#### DATA SHOWN
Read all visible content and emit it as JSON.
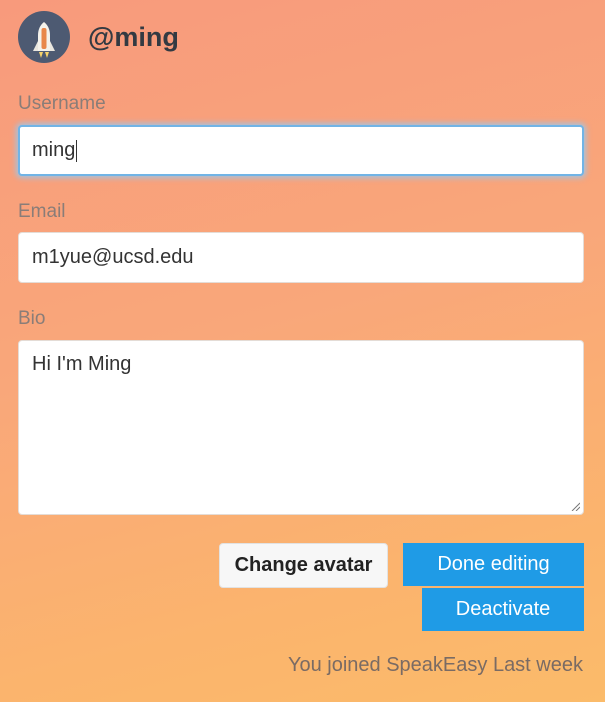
{
  "profile": {
    "handle": "@ming",
    "avatar_icon": "space-shuttle-icon",
    "avatar_bg": "#4d5a72"
  },
  "form": {
    "username_label": "Username",
    "username_value": "ming",
    "email_label": "Email",
    "email_value": "m1yue@ucsd.edu",
    "bio_label": "Bio",
    "bio_value": "Hi I'm Ming"
  },
  "actions": {
    "change_avatar": "Change avatar",
    "done_editing": "Done editing",
    "deactivate": "Deactivate"
  },
  "footer": {
    "joined_text": "You joined SpeakEasy Last week"
  },
  "colors": {
    "primary_button": "#1f9be6",
    "focus_ring": "#71b4e6"
  }
}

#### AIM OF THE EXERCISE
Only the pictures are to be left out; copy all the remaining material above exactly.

#### PROBLEM SOLUTION
Read all visible content and emit it as JSON.
{
  "profile": {
    "handle": "@ming",
    "avatar_icon": "space-shuttle-icon",
    "avatar_bg": "#4d5a72"
  },
  "form": {
    "username_label": "Username",
    "username_value": "ming",
    "email_label": "Email",
    "email_value": "m1yue@ucsd.edu",
    "bio_label": "Bio",
    "bio_value": "Hi I'm Ming"
  },
  "actions": {
    "change_avatar": "Change avatar",
    "done_editing": "Done editing",
    "deactivate": "Deactivate"
  },
  "footer": {
    "joined_text": "You joined SpeakEasy Last week"
  },
  "colors": {
    "primary_button": "#1f9be6",
    "focus_ring": "#71b4e6"
  }
}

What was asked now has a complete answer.